*** Opening Provided records ***
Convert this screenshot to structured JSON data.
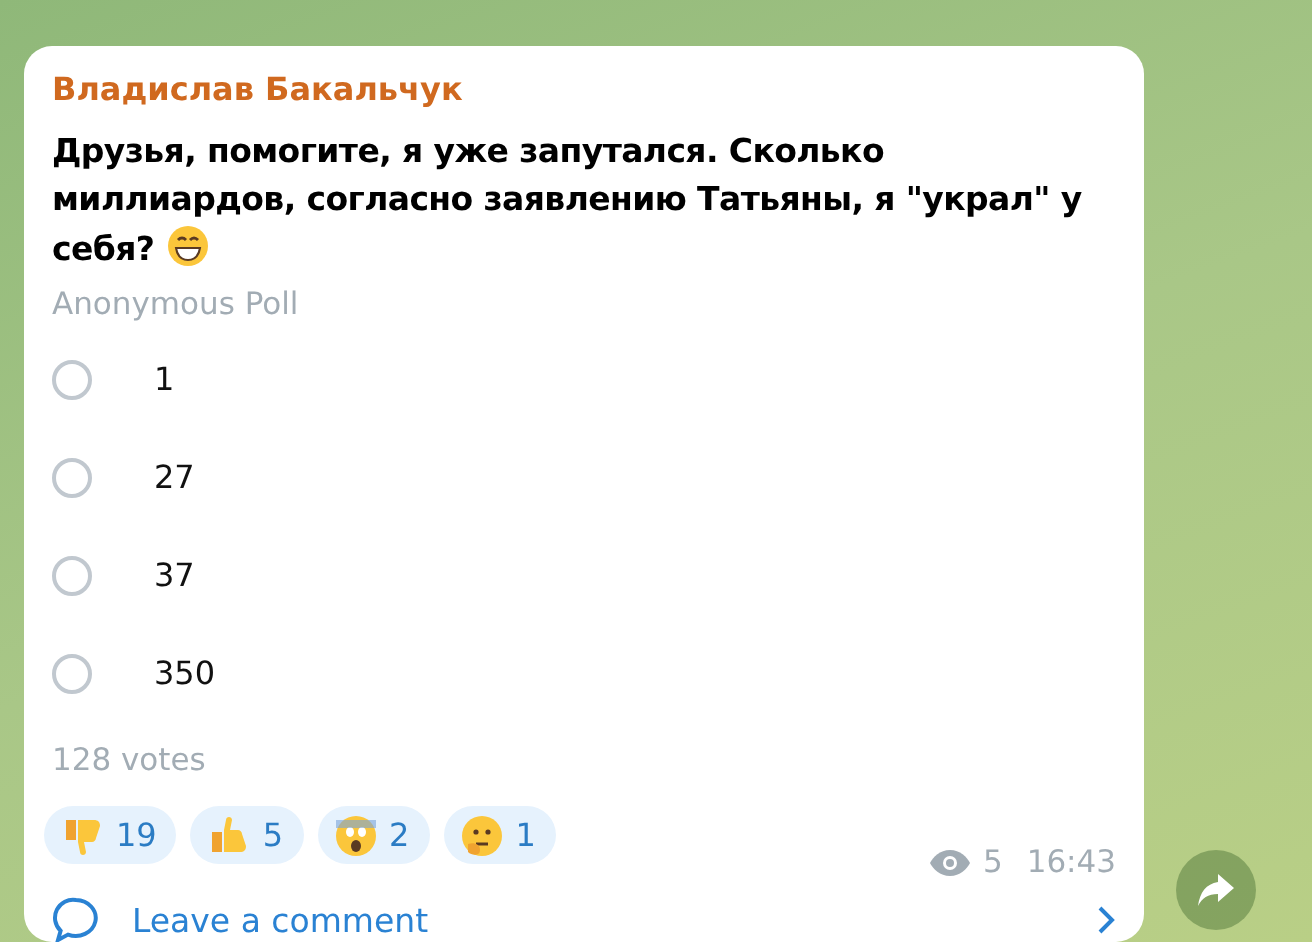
{
  "message": {
    "author": "Владислав Бакальчук",
    "text": "Друзья, помогите, я уже запутался. Сколько миллиардов, согласно заявлению Татьяны, я \"украл\" у себя?",
    "poll_type": "Anonymous Poll",
    "options": [
      {
        "label": "1",
        "selected": false
      },
      {
        "label": "27",
        "selected": false
      },
      {
        "label": "37",
        "selected": false
      },
      {
        "label": "350",
        "selected": false
      }
    ],
    "votes": "128 votes",
    "reactions": [
      {
        "kind": "thumbs-down",
        "count": "19"
      },
      {
        "kind": "thumbs-up",
        "count": "5"
      },
      {
        "kind": "scream",
        "count": "2"
      },
      {
        "kind": "thinking",
        "count": "1"
      }
    ],
    "views": "5",
    "time": "16:43",
    "comment_link": "Leave a comment"
  }
}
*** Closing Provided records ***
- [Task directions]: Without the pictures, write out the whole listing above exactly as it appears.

- [Response for this exercise]:
Convert this screenshot to structured JSON data.
{
  "message": {
    "author": "Владислав Бакальчук",
    "text": "Друзья, помогите, я уже запутался. Сколько миллиардов, согласно заявлению Татьяны, я \"украл\" у себя?",
    "poll_type": "Anonymous Poll",
    "options": [
      {
        "label": "1",
        "selected": false
      },
      {
        "label": "27",
        "selected": false
      },
      {
        "label": "37",
        "selected": false
      },
      {
        "label": "350",
        "selected": false
      }
    ],
    "votes": "128 votes",
    "reactions": [
      {
        "kind": "thumbs-down",
        "count": "19"
      },
      {
        "kind": "thumbs-up",
        "count": "5"
      },
      {
        "kind": "scream",
        "count": "2"
      },
      {
        "kind": "thinking",
        "count": "1"
      }
    ],
    "views": "5",
    "time": "16:43",
    "comment_link": "Leave a comment"
  }
}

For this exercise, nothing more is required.